■ **Aim of the task**
Return the lines below that contain the word "style".

■ **Data about app and page elements**
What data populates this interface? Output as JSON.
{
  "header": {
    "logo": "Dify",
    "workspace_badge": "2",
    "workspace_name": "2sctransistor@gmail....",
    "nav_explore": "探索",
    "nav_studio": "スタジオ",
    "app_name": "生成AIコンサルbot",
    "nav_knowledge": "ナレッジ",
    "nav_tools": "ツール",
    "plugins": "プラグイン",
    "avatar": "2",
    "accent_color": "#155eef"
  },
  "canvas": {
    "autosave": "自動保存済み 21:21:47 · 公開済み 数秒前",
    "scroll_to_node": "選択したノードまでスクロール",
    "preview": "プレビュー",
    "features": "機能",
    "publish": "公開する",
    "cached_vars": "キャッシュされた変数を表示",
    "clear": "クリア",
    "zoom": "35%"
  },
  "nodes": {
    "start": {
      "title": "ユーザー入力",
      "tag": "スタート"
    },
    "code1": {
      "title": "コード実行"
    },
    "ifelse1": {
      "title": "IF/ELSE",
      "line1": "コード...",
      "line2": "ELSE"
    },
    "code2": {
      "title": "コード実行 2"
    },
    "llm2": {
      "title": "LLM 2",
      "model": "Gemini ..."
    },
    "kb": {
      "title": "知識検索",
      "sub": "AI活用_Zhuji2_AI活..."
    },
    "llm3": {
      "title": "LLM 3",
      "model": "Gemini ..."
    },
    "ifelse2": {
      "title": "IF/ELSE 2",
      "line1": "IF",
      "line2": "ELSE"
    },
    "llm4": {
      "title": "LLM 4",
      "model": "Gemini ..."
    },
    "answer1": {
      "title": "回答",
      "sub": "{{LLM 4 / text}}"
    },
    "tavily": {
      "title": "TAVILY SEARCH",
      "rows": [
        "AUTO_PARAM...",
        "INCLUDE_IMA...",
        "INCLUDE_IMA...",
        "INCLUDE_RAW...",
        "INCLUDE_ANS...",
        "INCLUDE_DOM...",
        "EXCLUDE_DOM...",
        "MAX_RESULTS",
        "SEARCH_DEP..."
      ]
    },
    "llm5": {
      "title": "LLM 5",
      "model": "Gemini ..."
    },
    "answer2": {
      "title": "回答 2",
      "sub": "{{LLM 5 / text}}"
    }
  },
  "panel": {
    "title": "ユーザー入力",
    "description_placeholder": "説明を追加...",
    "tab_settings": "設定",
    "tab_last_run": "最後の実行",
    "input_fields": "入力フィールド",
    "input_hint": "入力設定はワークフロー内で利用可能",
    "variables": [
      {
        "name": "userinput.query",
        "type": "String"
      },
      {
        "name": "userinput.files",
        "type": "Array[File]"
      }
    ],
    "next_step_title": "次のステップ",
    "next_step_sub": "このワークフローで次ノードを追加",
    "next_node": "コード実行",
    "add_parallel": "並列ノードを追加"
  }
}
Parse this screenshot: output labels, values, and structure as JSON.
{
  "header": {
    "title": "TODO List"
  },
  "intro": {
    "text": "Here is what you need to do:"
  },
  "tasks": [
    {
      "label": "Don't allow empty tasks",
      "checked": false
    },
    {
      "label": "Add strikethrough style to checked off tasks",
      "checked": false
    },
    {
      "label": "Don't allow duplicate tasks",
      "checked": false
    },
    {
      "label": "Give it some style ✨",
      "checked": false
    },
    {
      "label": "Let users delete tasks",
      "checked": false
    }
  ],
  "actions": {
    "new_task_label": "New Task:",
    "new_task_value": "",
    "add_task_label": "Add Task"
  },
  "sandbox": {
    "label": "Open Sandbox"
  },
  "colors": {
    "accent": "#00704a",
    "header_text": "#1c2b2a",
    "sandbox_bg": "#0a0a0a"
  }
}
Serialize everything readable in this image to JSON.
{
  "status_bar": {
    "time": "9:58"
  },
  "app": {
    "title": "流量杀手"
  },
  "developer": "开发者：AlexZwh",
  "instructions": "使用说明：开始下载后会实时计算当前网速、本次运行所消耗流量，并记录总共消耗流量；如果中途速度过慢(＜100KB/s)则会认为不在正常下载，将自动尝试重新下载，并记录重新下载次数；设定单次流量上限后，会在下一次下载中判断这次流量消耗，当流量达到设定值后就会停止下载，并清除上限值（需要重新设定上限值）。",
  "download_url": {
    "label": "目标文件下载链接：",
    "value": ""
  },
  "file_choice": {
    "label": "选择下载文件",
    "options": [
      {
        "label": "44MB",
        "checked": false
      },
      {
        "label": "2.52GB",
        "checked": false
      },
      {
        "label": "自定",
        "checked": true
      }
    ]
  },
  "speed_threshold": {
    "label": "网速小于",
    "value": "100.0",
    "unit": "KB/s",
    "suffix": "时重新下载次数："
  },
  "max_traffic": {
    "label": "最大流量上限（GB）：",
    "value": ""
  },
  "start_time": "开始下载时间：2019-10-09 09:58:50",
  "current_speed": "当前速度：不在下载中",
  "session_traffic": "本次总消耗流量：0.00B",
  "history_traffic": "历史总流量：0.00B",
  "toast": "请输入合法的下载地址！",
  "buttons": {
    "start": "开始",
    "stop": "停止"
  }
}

■ **Expected answer**
      "label": "Add strikethrough style to checked off tasks",
      "label": "Give it some style ✨",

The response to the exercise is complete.